Hopefully you’ve found our list pretty useful. As proud cat lovers ourselves, we want to make sure all cat parent have access to this vital information. Because a healthy cat means a happy home.
NOTE: Please always remember to speak with your cats vet if you have any questions of concerns regarding their health to provide you with peace of mind
ONE MORE THING...
If you really want to go that extra mile in keeping your cats kidneys healthy - check out the Scruffy Paws Kidney Vitalize chews.
These delicious chicken flavour chews are perfect for all cats (whether they have CKD or not), and the active ingredients inside them (Astragalus extract & Rhemannia extract) have been scientifically backed maintain good kidney health and fight inflammation(Click here to hear to the scientific backing of the product page)
And thats not all, take a look at what some of our customers have said about the Kidney Vitalize Chews:
“I am so happy to have found your Kidney-Vitalize Chews. My 15 year old cat Cagney was losing weight and had his blood tested. It showed he was in the beginning stages of kidney disease. My vet suggested changing his diet to a prescription kidney friendly one. I had also seen your product advertised on social media. I ordered a jar and Cagney loved it and it seems to have given him his appetite back.”
- Nancy H
“My cat bootsie seems to be doing better already! I think she has put on a little weight, more energy and hasnt had any problems urinating. I break up a chew and mix it in with her morning and afternoon feeding. Thank you so much for your product!. And Bootsie thanks you too!"
- Rita A
"I brought my Nicholas 18 years old to the vet today to have his creatine levels checked and they seem to have improved. I've had him on the chews for around a month. I'm totally thrilled with them"

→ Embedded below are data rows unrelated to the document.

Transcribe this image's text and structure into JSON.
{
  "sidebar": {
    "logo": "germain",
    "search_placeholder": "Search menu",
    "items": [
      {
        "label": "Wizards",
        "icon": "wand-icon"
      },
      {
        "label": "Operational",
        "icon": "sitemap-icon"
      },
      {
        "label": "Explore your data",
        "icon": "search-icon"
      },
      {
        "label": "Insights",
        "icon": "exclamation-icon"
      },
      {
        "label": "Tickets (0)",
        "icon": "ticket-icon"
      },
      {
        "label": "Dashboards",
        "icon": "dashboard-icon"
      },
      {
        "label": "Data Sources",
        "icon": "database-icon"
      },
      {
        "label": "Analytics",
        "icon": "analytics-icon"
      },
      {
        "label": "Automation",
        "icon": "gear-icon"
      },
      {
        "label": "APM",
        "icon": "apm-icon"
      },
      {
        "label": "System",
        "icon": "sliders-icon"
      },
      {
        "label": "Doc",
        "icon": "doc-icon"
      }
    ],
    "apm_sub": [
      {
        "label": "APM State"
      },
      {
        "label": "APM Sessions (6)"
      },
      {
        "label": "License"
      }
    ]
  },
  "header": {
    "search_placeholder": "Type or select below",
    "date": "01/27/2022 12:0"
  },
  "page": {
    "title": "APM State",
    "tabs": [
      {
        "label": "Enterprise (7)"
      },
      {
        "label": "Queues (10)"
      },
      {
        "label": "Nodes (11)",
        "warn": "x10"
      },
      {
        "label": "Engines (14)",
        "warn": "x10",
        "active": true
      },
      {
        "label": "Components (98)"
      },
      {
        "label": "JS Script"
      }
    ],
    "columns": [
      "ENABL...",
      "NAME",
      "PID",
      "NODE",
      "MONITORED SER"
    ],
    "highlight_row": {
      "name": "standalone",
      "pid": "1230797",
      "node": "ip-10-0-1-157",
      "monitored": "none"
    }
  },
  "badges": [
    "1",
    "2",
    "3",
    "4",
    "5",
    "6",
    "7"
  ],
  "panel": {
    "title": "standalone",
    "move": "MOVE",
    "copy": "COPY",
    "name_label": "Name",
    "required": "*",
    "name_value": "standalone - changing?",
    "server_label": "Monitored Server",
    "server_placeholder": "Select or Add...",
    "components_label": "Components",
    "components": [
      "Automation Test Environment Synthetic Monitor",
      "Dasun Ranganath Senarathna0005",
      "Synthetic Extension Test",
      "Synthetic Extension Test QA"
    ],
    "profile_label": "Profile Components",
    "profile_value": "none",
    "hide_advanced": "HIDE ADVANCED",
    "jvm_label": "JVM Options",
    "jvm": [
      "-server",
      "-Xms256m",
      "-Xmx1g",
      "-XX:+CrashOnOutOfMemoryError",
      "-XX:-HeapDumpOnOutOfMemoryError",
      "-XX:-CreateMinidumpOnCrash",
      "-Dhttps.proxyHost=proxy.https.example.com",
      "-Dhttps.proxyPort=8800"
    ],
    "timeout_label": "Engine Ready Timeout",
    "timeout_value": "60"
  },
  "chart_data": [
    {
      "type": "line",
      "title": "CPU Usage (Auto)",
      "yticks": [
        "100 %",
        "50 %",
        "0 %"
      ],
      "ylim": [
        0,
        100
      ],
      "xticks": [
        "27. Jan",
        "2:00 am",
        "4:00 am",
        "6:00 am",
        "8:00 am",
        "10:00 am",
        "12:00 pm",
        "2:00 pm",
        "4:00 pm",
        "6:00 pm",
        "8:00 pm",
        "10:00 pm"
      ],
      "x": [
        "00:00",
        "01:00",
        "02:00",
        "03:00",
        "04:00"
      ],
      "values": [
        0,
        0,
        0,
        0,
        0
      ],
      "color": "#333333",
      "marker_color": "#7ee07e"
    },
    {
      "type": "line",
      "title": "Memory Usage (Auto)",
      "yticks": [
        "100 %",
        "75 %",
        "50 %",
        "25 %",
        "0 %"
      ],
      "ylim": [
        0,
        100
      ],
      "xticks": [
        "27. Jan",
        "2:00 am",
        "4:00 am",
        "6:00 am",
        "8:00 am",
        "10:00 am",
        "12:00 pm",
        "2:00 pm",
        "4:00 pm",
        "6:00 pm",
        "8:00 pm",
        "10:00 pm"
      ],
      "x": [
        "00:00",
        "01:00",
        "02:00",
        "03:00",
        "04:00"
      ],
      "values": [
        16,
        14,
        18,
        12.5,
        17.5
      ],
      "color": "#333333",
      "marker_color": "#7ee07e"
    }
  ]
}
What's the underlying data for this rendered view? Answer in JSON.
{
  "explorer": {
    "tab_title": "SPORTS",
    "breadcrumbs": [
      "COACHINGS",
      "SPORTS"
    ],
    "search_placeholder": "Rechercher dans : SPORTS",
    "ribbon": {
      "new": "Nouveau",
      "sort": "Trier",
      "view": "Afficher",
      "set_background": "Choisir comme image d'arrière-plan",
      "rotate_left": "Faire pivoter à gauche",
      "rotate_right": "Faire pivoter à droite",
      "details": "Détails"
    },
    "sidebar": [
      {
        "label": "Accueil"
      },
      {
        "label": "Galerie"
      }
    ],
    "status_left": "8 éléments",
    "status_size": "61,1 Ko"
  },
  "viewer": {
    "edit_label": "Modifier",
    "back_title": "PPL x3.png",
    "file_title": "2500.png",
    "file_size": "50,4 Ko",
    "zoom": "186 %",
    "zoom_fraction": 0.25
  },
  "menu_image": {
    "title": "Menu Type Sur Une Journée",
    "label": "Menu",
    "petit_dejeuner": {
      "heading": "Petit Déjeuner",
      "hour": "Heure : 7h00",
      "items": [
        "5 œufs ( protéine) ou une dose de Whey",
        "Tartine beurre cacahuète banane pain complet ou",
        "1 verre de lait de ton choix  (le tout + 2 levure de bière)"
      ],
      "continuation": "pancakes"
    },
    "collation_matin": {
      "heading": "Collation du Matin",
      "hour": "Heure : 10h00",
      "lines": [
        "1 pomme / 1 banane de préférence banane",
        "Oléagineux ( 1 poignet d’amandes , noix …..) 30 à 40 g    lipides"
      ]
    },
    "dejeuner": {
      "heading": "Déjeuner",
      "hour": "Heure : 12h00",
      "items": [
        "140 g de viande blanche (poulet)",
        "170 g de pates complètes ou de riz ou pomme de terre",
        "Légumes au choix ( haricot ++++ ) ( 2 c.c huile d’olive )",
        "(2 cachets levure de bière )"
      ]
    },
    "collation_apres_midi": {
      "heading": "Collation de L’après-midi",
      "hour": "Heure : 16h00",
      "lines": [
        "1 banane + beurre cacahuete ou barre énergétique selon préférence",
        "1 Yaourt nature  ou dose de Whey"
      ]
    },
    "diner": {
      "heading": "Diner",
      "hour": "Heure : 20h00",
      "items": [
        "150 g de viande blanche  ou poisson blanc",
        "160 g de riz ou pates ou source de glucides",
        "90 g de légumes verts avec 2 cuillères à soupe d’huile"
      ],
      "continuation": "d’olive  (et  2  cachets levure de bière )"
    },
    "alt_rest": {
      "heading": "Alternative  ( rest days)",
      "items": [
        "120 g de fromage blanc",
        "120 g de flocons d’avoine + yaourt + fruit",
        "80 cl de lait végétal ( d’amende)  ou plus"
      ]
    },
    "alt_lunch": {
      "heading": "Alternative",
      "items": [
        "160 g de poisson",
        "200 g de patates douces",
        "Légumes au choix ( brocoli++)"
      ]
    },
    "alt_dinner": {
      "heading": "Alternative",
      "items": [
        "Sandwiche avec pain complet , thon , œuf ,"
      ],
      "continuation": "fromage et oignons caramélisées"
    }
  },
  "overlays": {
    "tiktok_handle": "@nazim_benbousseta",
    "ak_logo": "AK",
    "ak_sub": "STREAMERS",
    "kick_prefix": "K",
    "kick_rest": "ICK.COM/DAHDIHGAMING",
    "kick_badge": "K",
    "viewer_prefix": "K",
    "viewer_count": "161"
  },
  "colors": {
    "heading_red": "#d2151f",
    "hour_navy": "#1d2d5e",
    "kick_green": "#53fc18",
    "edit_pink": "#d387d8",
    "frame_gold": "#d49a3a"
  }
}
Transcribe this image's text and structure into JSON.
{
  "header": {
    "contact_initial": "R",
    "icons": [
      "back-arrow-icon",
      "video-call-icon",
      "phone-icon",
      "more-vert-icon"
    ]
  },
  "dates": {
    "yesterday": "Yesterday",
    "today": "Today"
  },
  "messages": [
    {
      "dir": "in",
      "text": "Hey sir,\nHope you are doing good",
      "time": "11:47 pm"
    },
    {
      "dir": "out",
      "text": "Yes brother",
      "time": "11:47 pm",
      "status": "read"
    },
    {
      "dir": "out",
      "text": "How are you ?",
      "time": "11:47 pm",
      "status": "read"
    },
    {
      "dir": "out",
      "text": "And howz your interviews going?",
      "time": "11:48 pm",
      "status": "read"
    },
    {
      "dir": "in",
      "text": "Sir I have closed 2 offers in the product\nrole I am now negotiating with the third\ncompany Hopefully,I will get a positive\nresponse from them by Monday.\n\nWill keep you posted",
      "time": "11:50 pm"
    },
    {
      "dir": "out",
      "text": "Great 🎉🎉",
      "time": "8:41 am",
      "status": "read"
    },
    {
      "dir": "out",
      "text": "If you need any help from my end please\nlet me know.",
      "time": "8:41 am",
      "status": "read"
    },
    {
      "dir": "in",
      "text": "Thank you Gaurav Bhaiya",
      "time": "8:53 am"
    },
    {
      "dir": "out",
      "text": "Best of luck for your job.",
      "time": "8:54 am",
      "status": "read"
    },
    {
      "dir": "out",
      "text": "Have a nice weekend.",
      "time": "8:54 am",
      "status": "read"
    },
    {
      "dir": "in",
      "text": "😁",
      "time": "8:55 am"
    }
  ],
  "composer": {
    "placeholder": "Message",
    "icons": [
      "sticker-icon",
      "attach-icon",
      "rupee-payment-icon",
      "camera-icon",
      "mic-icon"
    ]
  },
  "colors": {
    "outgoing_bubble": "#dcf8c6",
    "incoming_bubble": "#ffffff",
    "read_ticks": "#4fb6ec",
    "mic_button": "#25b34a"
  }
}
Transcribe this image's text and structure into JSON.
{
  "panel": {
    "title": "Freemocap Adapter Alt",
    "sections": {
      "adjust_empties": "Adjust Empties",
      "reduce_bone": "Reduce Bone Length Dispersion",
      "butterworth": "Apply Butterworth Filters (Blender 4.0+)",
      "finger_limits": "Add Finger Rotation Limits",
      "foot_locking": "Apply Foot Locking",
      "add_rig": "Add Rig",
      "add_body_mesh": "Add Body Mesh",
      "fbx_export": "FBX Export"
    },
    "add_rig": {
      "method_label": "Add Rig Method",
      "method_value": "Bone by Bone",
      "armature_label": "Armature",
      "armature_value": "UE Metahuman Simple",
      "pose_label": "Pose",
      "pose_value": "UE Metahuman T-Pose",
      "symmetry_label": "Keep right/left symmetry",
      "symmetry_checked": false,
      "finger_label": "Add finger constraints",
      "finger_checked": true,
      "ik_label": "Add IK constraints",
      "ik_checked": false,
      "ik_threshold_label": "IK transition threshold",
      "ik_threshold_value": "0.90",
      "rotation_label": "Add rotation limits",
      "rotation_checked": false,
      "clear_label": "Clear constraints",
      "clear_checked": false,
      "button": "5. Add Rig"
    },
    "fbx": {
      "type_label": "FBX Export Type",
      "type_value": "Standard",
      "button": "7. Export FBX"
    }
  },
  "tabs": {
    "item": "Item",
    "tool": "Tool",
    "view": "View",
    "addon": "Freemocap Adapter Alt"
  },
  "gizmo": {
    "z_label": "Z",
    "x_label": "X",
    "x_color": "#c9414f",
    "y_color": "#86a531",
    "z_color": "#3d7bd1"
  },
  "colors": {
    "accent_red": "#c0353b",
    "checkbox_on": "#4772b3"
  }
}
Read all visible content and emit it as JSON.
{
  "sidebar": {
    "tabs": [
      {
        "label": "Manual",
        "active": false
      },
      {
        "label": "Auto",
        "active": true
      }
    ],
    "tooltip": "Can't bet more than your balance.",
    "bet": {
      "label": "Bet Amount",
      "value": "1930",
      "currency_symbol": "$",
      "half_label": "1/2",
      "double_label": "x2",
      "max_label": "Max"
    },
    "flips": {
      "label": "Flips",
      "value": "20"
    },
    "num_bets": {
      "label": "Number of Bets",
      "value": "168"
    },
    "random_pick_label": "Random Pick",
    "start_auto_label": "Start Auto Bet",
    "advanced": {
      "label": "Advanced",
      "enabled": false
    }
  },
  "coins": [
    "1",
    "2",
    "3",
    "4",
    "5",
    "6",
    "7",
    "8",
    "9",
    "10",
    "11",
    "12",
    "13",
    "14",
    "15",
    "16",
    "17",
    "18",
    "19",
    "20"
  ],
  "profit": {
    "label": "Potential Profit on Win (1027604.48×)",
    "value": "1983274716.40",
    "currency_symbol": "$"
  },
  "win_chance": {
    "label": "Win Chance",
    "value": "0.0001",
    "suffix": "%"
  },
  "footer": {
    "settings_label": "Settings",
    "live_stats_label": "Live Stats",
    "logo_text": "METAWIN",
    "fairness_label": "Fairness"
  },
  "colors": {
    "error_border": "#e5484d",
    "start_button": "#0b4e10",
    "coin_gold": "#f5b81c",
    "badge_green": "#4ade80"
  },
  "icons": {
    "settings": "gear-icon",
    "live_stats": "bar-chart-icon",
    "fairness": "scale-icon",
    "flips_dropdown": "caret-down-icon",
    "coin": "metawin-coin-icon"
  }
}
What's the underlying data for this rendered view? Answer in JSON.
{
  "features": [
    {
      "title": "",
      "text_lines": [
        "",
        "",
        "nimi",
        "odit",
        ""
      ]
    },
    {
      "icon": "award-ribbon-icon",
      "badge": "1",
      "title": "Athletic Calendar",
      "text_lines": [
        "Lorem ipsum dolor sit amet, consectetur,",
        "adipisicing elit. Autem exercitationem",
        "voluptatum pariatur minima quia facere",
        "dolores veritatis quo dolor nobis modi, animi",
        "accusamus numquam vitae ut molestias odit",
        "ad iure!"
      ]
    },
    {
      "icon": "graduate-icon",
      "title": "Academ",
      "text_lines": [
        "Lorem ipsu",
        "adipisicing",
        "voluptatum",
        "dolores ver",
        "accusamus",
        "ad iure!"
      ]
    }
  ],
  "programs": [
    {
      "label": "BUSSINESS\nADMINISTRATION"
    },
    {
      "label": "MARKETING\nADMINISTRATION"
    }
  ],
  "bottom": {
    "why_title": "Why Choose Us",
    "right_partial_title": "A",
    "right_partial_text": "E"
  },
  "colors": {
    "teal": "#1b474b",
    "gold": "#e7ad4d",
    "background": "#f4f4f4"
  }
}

- Anita S
We definitely suggest taking a look at the chews (click the button below to learn more!)